Two of the Doctor Who adventures landed on my digital lap and gazed upward longingly at my singular reviewing eye: The Way of the Empty Hand by Julian Richards and The Other Woman by Philip Lawrence are part of Big Finish’s monthly Short Trip series. These are read by Doctor Who actors and are around thirty to forty minutes or so in length. They are indeed a short hop, short stop, and of course a short trip, into Doctor Who.
I have had some acquaintance with the Short Trip series, both in audio and book form, and have always enjoyed the short narrative repast. Short they may be, but rarely lean. So how do these two stories fare? With truncated lengths compared to the usual Doctor Who story, be it book, audio, or television, do these feel a breeze or a rush?
The Way of the Empty Hand is read by Frazer Hines (Jamie McCrimmon) with his usual consummate skill. It can never be over-started that his impression of ‘his’ Doctor, the late Patrick Troughton, is a joy to hear. Not only does he pitch the tone and mannerisms perfectly, there’s something quite touching in hearing him channel his old colleague.
In terms of the story, this is a very gentle comic adventure. Perhaps a little Douglas Adams in tone from time to time, but if you accept it for its lighter qualities, it’s a very enjoyable tale. It is a little like watching The Romans – drama sewn into the farce. Jamie is teleported-cum- captured for an alien arena, to fight for the thrills of Combatia’s reigning overlord. Can the Doctor and Zoe help Jamie and manage to overthrow the deadly regime?
Well, probably, naturally, and certainly – as you can probably conclude – there’s every chance good will win out. The plot is hardly new, as old as the non-proverbial hills of Mount Lung, but it’s handled with humour, character and the pace of a gentle fantasy romp. It’s silly in places, very silly, but never feels unfaithful to the era nor the Doctor. I would perhaps go so far to say it has an almost child-like innocence to what is quite a brutal topic, but in some regards, Doctor Who was indeed like that back in the day. As silly as the Doctor actively proves his pacifist ideology, it somehow doesn’t feel out of place. It’s played for laughs, but it doesn’t feel unaware of the line it’s walking.
Perhaps, as I have alluded, the tone feels a little more Hartnell than Troughton, but it certainly has a sixties vibe. Either way, whether in tone with the Troughton era or not, this has a great voice talent, a gentle, fun script, and jaunty adventure that won’t tax you. Perhaps the perfect little story on the bus to work.

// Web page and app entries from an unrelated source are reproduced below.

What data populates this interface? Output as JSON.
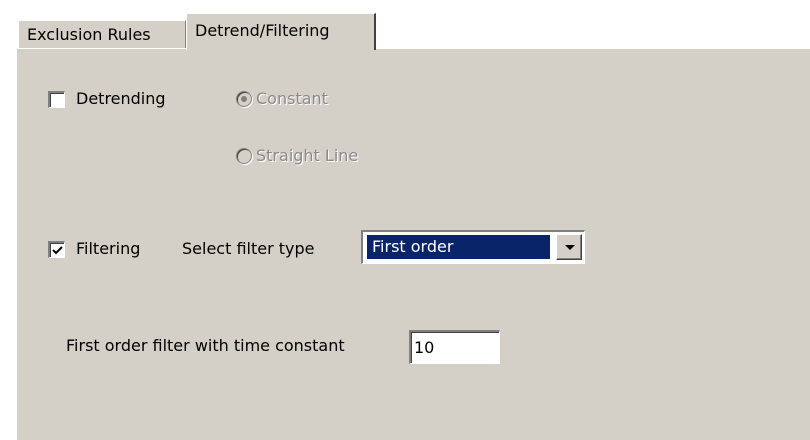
{
  "tabs": [
    {
      "label": "Exclusion Rules",
      "active": false
    },
    {
      "label": "Detrend/Filtering",
      "active": true
    }
  ],
  "detrending": {
    "label": "Detrending",
    "checked": false,
    "options": [
      {
        "label": "Constant",
        "selected": true,
        "enabled": false
      },
      {
        "label": "Straight Line",
        "selected": false,
        "enabled": false
      }
    ]
  },
  "filtering": {
    "label": "Filtering",
    "checked": true,
    "filter_type_label": "Select filter type",
    "filter_type_value": "First order"
  },
  "time_constant": {
    "label": "First order filter with time constant",
    "value": "10"
  },
  "colors": {
    "panel": "#d4d0c8",
    "selection": "#0a246a",
    "disabled_text": "#8a8a8a"
  }
}
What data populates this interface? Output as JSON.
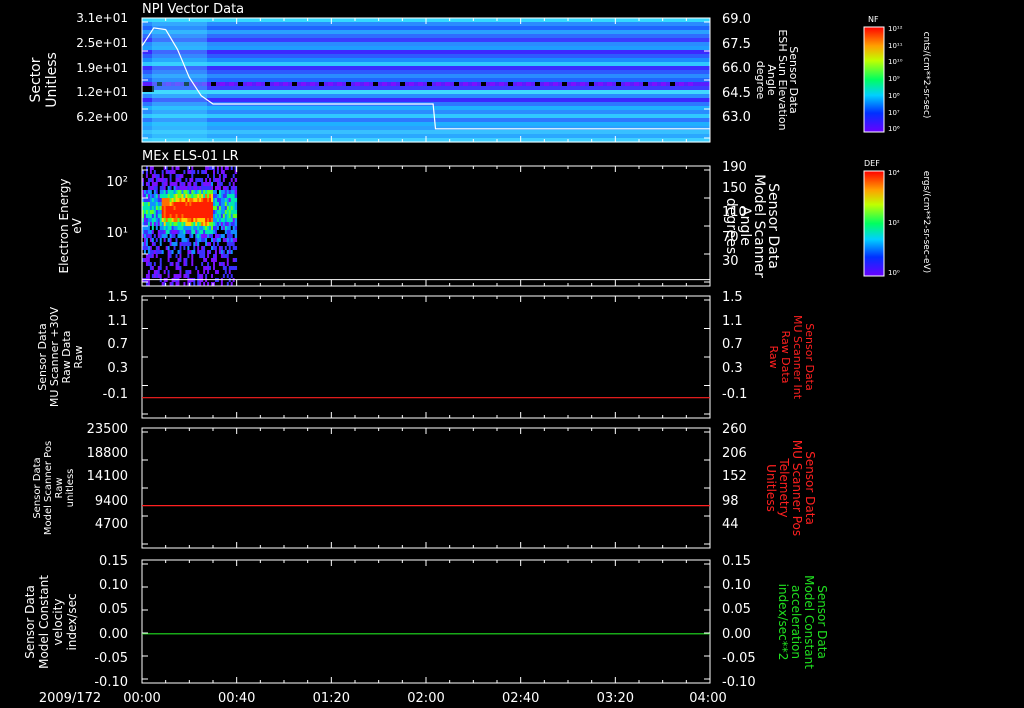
{
  "date_label": "2009/172",
  "time_ticks": [
    "00:00",
    "00:40",
    "01:20",
    "02:00",
    "02:40",
    "03:20",
    "04:00"
  ],
  "panels": [
    {
      "title": "NPI Vector Data",
      "left_label": [
        "Sector",
        "Unitless"
      ],
      "left_ticks": [
        "3.1e+01",
        "2.5e+01",
        "1.9e+01",
        "1.2e+01",
        "6.2e+00"
      ],
      "right_ticks": [
        "69.0",
        "67.5",
        "66.0",
        "64.5",
        "63.0"
      ],
      "right_label": [
        "Sensor Data",
        "ESH Sun Elevation",
        "Angle",
        "degree"
      ],
      "right_label_color": "#ffffff",
      "colorbar": {
        "name": "NF",
        "unit": "cnts/(cm**2-sr-sec)",
        "ticks": [
          "10¹²",
          "10¹¹",
          "10¹⁰",
          "10⁹",
          "10⁸",
          "10⁷",
          "10⁶"
        ]
      }
    },
    {
      "title": "MEx ELS-01 LR",
      "left_label": [
        "Electron Energy",
        "eV"
      ],
      "left_ticks": [
        "10²",
        "10¹"
      ],
      "right_ticks": [
        "190",
        "150",
        "110",
        "70",
        "30"
      ],
      "right_label": [
        "Sensor Data",
        "Model Scanner",
        "Angle",
        "degrees"
      ],
      "right_label_color": "#ffffff",
      "colorbar": {
        "name": "DEF",
        "unit": "ergs/(cm**2-sr-sec-eV)",
        "ticks": [
          "10⁴",
          "10²",
          "10⁰"
        ]
      }
    },
    {
      "left_label": [
        "Sensor Data",
        "MU Scanner +30V",
        "Raw Data",
        "Raw"
      ],
      "left_ticks": [
        "1.5",
        "1.1",
        "0.7",
        "0.3",
        "-0.1"
      ],
      "right_ticks": [
        "1.5",
        "1.1",
        "0.7",
        "0.3",
        "-0.1"
      ],
      "right_label": [
        "Sensor Data",
        "MU Scanner Int",
        "Raw Data",
        "Raw"
      ],
      "right_label_color": "#ff2020"
    },
    {
      "left_label": [
        "Sensor Data",
        "Model Scanner Pos",
        "Raw",
        "unitless"
      ],
      "left_ticks": [
        "23500",
        "18800",
        "14100",
        "9400",
        "4700"
      ],
      "right_ticks": [
        "260",
        "206",
        "152",
        "98",
        "44"
      ],
      "right_label": [
        "Sensor Data",
        "MU Scanner Pos",
        "Telemetry",
        "Unitless"
      ],
      "right_label_color": "#ff2020"
    },
    {
      "left_label": [
        "Sensor Data",
        "Model Constant",
        "velocity",
        "index/sec"
      ],
      "left_ticks": [
        "0.15",
        "0.10",
        "0.05",
        "0.00",
        "-0.05",
        "-0.10"
      ],
      "right_ticks": [
        "0.15",
        "0.10",
        "0.05",
        "0.00",
        "-0.05",
        "-0.10"
      ],
      "right_label": [
        "Sensor Data",
        "Model Constant",
        "acceleration",
        "index/sec**2"
      ],
      "right_label_color": "#20e020"
    }
  ],
  "chart_data": [
    {
      "type": "heatmap",
      "title": "NPI Vector Data",
      "ylabel": "Sector Unitless",
      "y2label": "Sensor Data ESH Sun Elevation Angle degree",
      "x_range": [
        "2009/172 00:00",
        "2009/172 04:00"
      ],
      "overlay_line": {
        "name": "ESH Sun Elevation Angle",
        "x_min": [
          0,
          5,
          10,
          15,
          20,
          25,
          30,
          40,
          60,
          80,
          100,
          120,
          123,
          124,
          140,
          180,
          220,
          240
        ],
        "y_deg": [
          67.8,
          68.9,
          68.8,
          67.6,
          65.9,
          64.8,
          64.3,
          64.3,
          64.3,
          64.3,
          64.3,
          64.3,
          64.3,
          62.8,
          62.8,
          62.8,
          62.8,
          62.8
        ],
        "ylim": [
          62.0,
          69.5
        ]
      }
    },
    {
      "type": "heatmap",
      "title": "MEx ELS-01 LR",
      "ylabel": "Electron Energy eV",
      "y2label": "Sensor Data Model Scanner Angle degrees",
      "data_coverage_minutes": [
        0,
        40
      ],
      "overlay_line": {
        "name": "Model Scanner Angle",
        "y_deg": [
          10,
          10
        ],
        "ylim": [
          0,
          190
        ]
      }
    },
    {
      "type": "line",
      "ylabel": "Sensor Data MU Scanner +30V Raw Data Raw",
      "y2label": "Sensor Data MU Scanner Int Raw Data Raw",
      "x_min": [
        0,
        240
      ],
      "y": [
        0.0,
        0.0
      ],
      "ylim": [
        -0.3,
        1.5
      ],
      "line_color": "#ff2020"
    },
    {
      "type": "line",
      "ylabel": "Sensor Data Model Scanner Pos Raw unitless",
      "y2label": "Sensor Data MU Scanner Pos Telemetry Unitless",
      "x_min": [
        0,
        240
      ],
      "y": [
        8300,
        8300
      ],
      "ylim": [
        0,
        23500
      ],
      "line_color": "#ff2020"
    },
    {
      "type": "line",
      "ylabel": "Sensor Data Model Constant velocity index/sec",
      "y2label": "Sensor Data Model Constant acceleration index/sec**2",
      "x_min": [
        0,
        240
      ],
      "y": [
        0.0,
        0.0
      ],
      "ylim": [
        -0.1,
        0.15
      ],
      "line_color": "#20e020"
    }
  ]
}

The Other Woman is read by Katy Manning, otherwise known to the Brigadier and chums as Jo Grant. This story is a rather unusual one, though again, the plot won’t be unfamiliar to many listeners.
Jo is a little jealous of an alien woman Callandra who seems to have the Doctor enraptured. With promises of helping the Doctor escape his exile on Earth, Jo is suspicious that this alien lady isn’t what she seems. That and Jo really doesn’t like her. Is Jo jealous or does Callandra harbour a dark secret?
This again, is a gentle, straight-forward tale, exploiting the “Other” narrative born from alienation; Jo feels alone in her suspicions of an unknown woman who appears to have charmed all her friends. Again, despite this simplicity of tale, and in some regards, its childish simplicity of character, this lighter approach doesn’t harm the story. Perhaps it’s the constant bombard of contemporary film and television’s high pressure, high octane, Coca-Cola whizz-bang-pop dramatics that makes these gentle tales more engaging. Manning has a very different style to narrative to Hines, but equally charming and befitting the story at hand. Manning’s delivery captures the purity of Jo Grant’s unbridled emotions and energies. The story feels very like being in the head of Jo Grant. Not sure it’s a place that I’m totally comfortable, but for the sake of a story, it works.
All in all, these are gentle, if somewhat disposable little tales from the Doctor’s long lifetime. If you’re looking for depth, drama, and tension, neither will really be offering you such digests on a platter. The beauty of Short Trips, and often Big Finish in general, is their smaller casts capture the spirit of the small BBC production that entertained the masses in the sixties and seventies. The stories maybe simple but they are confident and in the good vocal hands of the professional cast members.
This pair of Short Trips invoke the simpler times of television narratives. Isn’t that worth exploring? You know, just for a short trip?